**Task directions:** What lines below contain the string "active"? List them all.

[Opening Exercise inputs section]

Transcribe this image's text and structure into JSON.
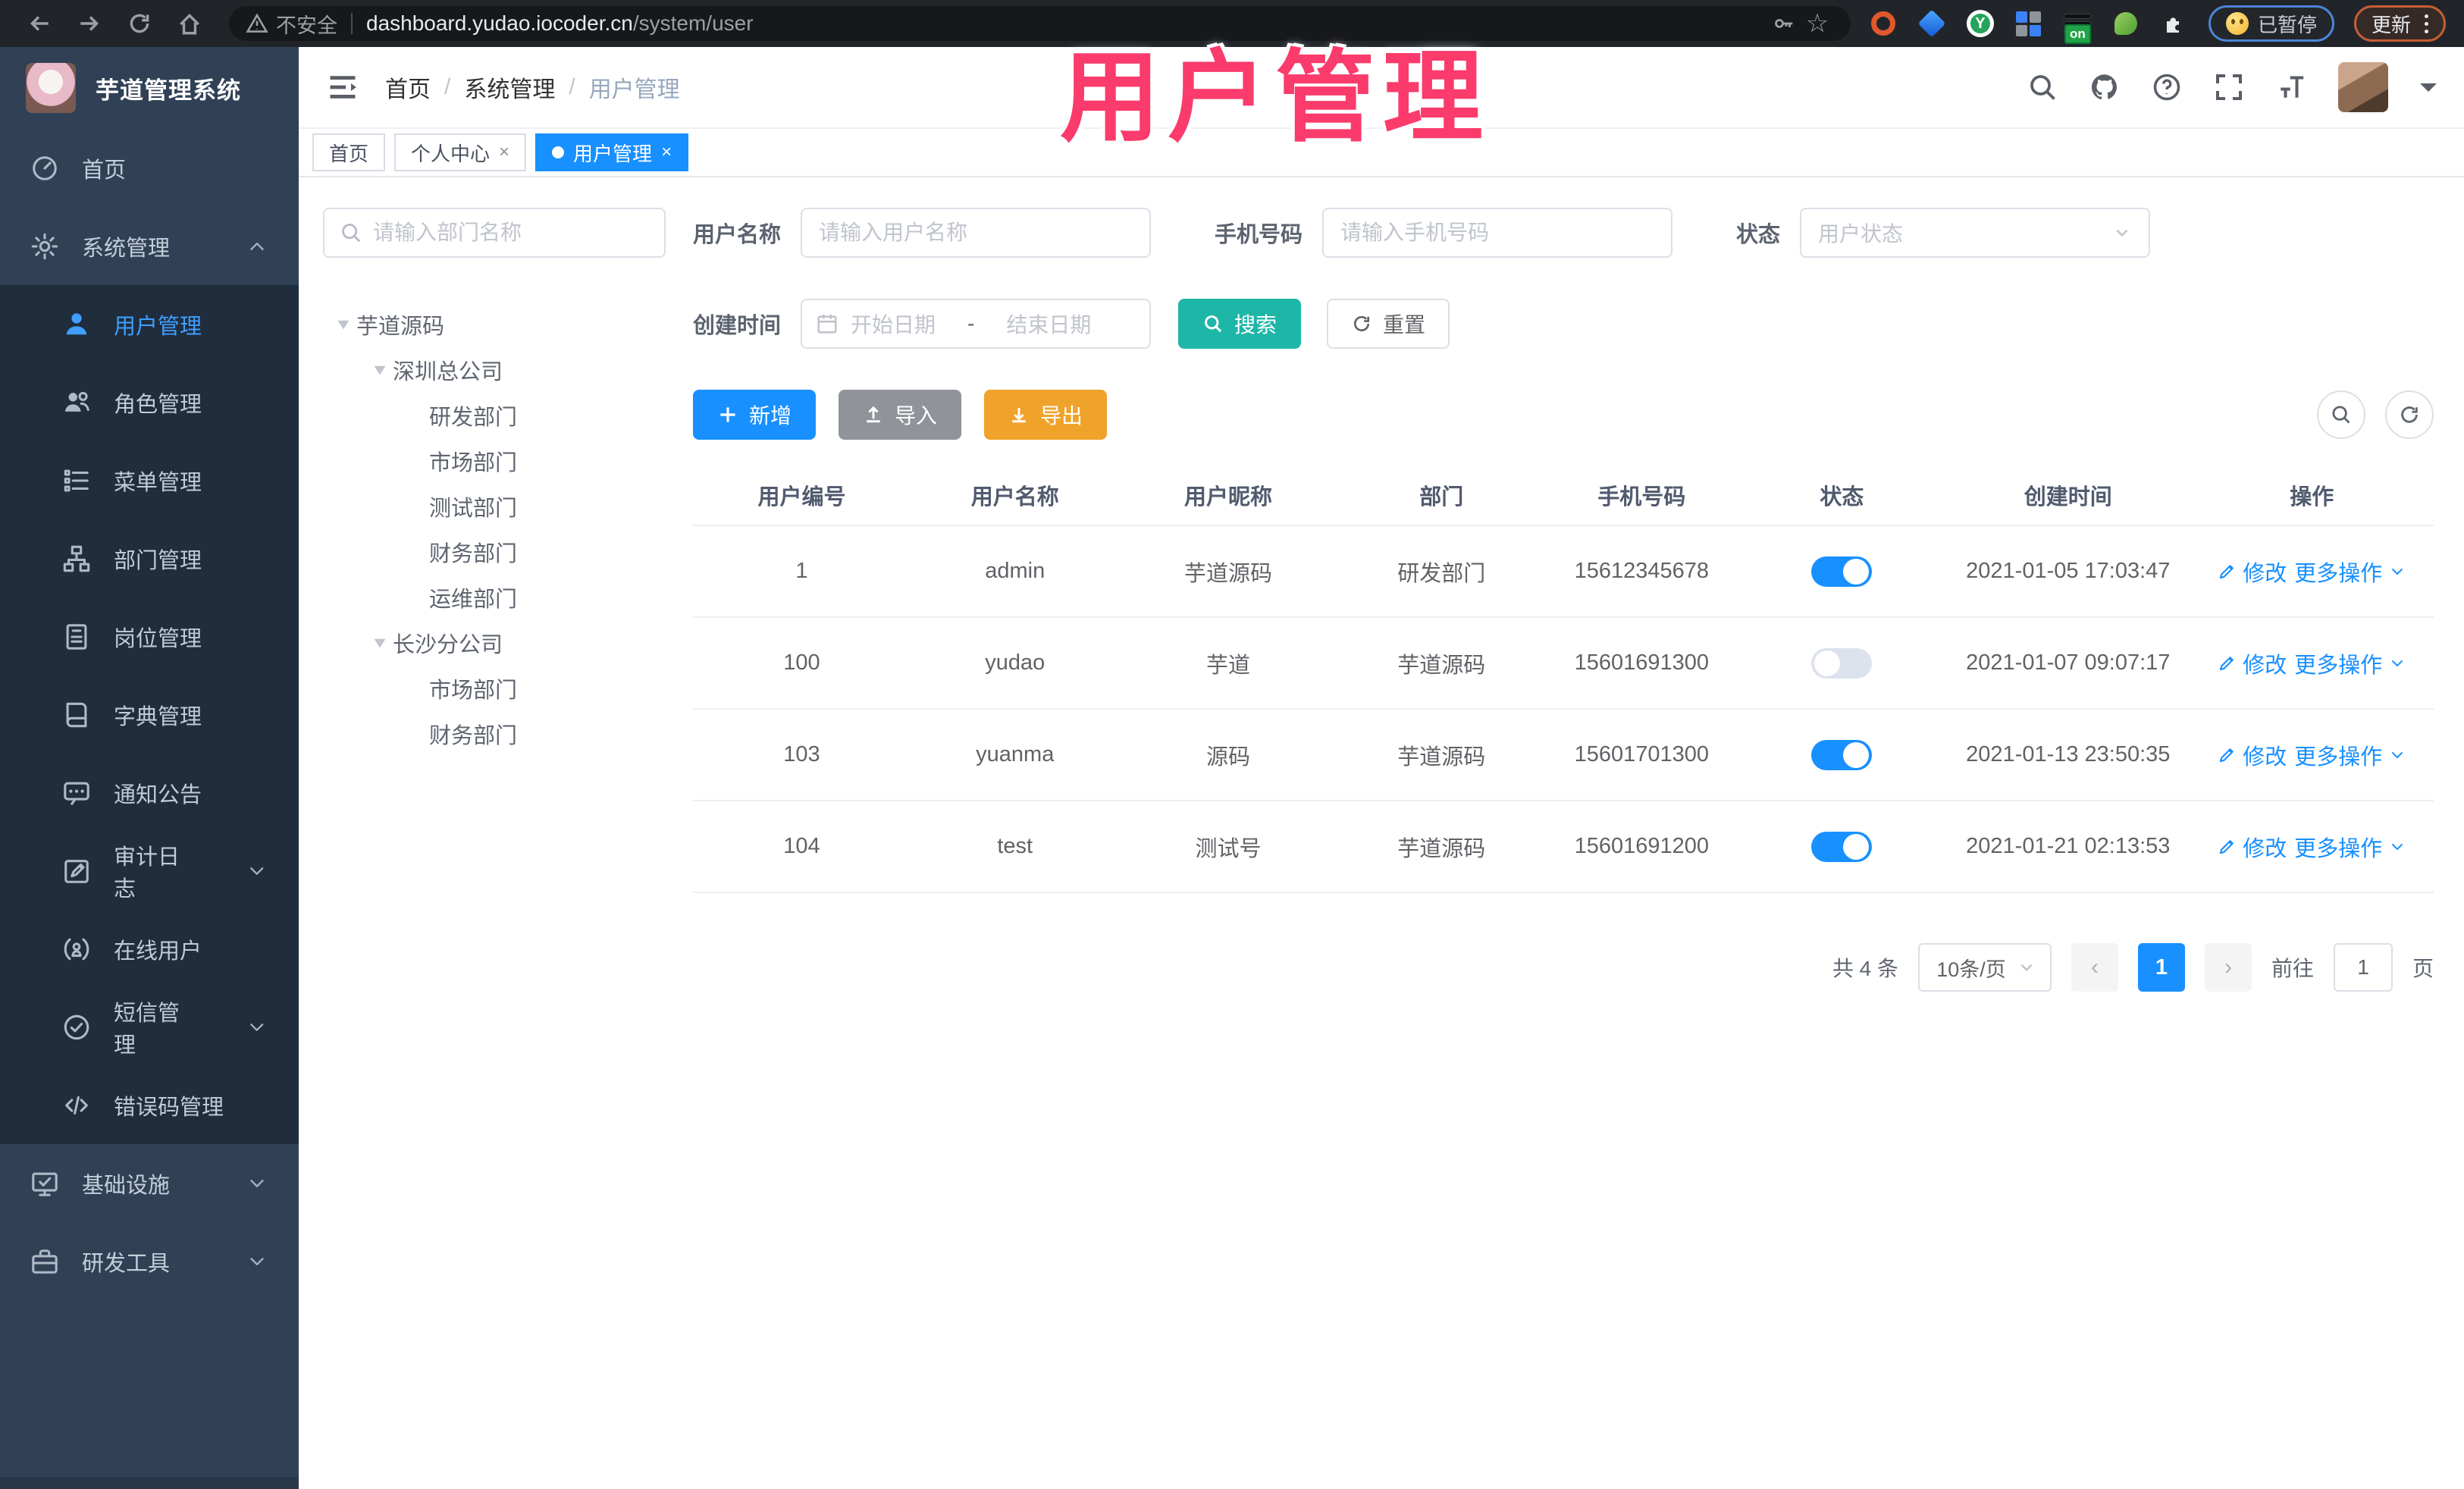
{
  "browser": {
    "security_label": "不安全",
    "url_host": "dashboard.yudao.iocoder.cn",
    "url_path": "/system/user",
    "ext_on_badge": "on",
    "paused_badge": "已暂停",
    "update_button": "更新",
    "bookmark_star": "☆"
  },
  "annotation": {
    "text": "用户管理",
    "color": "#fa3b6c"
  },
  "header": {
    "logo_title": "芋道管理系统",
    "breadcrumb": [
      "首页",
      "系统管理",
      "用户管理"
    ]
  },
  "tabs": [
    {
      "label": "首页",
      "active": false,
      "closable": false
    },
    {
      "label": "个人中心",
      "active": false,
      "closable": true
    },
    {
      "label": "用户管理",
      "active": true,
      "closable": true
    }
  ],
  "sidebar": {
    "items": [
      {
        "icon": "home",
        "label": "首页"
      },
      {
        "icon": "gear",
        "label": "系统管理",
        "arrow": "up"
      },
      {
        "icon": "user",
        "label": "用户管理",
        "sub": true,
        "active": true
      },
      {
        "icon": "users",
        "label": "角色管理",
        "sub": true
      },
      {
        "icon": "list",
        "label": "菜单管理",
        "sub": true
      },
      {
        "icon": "tree",
        "label": "部门管理",
        "sub": true
      },
      {
        "icon": "badge",
        "label": "岗位管理",
        "sub": true
      },
      {
        "icon": "book",
        "label": "字典管理",
        "sub": true
      },
      {
        "icon": "chat",
        "label": "通知公告",
        "sub": true
      },
      {
        "icon": "editlog",
        "label": "审计日志",
        "sub": true,
        "arrow": "down"
      },
      {
        "icon": "online",
        "label": "在线用户",
        "sub": true
      },
      {
        "icon": "check",
        "label": "短信管理",
        "sub": true,
        "arrow": "down"
      },
      {
        "icon": "code",
        "label": "错误码管理",
        "sub": true
      },
      {
        "icon": "monitor",
        "label": "基础设施",
        "arrow": "down"
      },
      {
        "icon": "tool",
        "label": "研发工具",
        "arrow": "down"
      }
    ]
  },
  "dept_panel": {
    "search_placeholder": "请输入部门名称",
    "nodes": [
      {
        "depth": 0,
        "caret": true,
        "label": "芋道源码"
      },
      {
        "depth": 1,
        "caret": true,
        "label": "深圳总公司"
      },
      {
        "depth": 2,
        "caret": false,
        "label": "研发部门"
      },
      {
        "depth": 2,
        "caret": false,
        "label": "市场部门"
      },
      {
        "depth": 2,
        "caret": false,
        "label": "测试部门"
      },
      {
        "depth": 2,
        "caret": false,
        "label": "财务部门"
      },
      {
        "depth": 2,
        "caret": false,
        "label": "运维部门"
      },
      {
        "depth": 1,
        "caret": true,
        "label": "长沙分公司"
      },
      {
        "depth": 2,
        "caret": false,
        "label": "市场部门"
      },
      {
        "depth": 2,
        "caret": false,
        "label": "财务部门"
      }
    ]
  },
  "filters": {
    "username_label": "用户名称",
    "username_placeholder": "请输入用户名称",
    "mobile_label": "手机号码",
    "mobile_placeholder": "请输入手机号码",
    "status_label": "状态",
    "status_placeholder": "用户状态",
    "date_label": "创建时间",
    "date_start": "开始日期",
    "date_sep": "-",
    "date_end": "结束日期",
    "search_label": "搜索",
    "reset_label": "重置"
  },
  "toolbar": {
    "add_label": "新增",
    "import_label": "导入",
    "export_label": "导出"
  },
  "table": {
    "columns": [
      "用户编号",
      "用户名称",
      "用户昵称",
      "部门",
      "手机号码",
      "状态",
      "创建时间",
      "操作"
    ],
    "edit_label": "修改",
    "more_label": "更多操作",
    "rows": [
      {
        "id": "1",
        "username": "admin",
        "nickname": "芋道源码",
        "dept": "研发部门",
        "mobile": "15612345678",
        "status": true,
        "created": "2021-01-05 17:03:47"
      },
      {
        "id": "100",
        "username": "yudao",
        "nickname": "芋道",
        "dept": "芋道源码",
        "mobile": "15601691300",
        "status": false,
        "created": "2021-01-07 09:07:17"
      },
      {
        "id": "103",
        "username": "yuanma",
        "nickname": "源码",
        "dept": "芋道源码",
        "mobile": "15601701300",
        "status": true,
        "created": "2021-01-13 23:50:35"
      },
      {
        "id": "104",
        "username": "test",
        "nickname": "测试号",
        "dept": "芋道源码",
        "mobile": "15601691200",
        "status": true,
        "created": "2021-01-21 02:13:53"
      }
    ]
  },
  "pagination": {
    "total_text": "共 4 条",
    "page_size": "10条/页",
    "current_page": "1",
    "goto_label": "前往",
    "goto_value": "1",
    "page_unit": "页"
  },
  "colors": {
    "primary": "#1890ff",
    "teal": "#1eb6a7",
    "warning": "#f0a32a",
    "gray_btn": "#909399",
    "annotation_pink": "#fa3b6c",
    "sidebar_bg": "#304156",
    "submenu_bg": "#1f2d3d"
  }
}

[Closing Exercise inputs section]

**Output:**
      "active": false,
      "active": false,
      "active": true,
        "active": true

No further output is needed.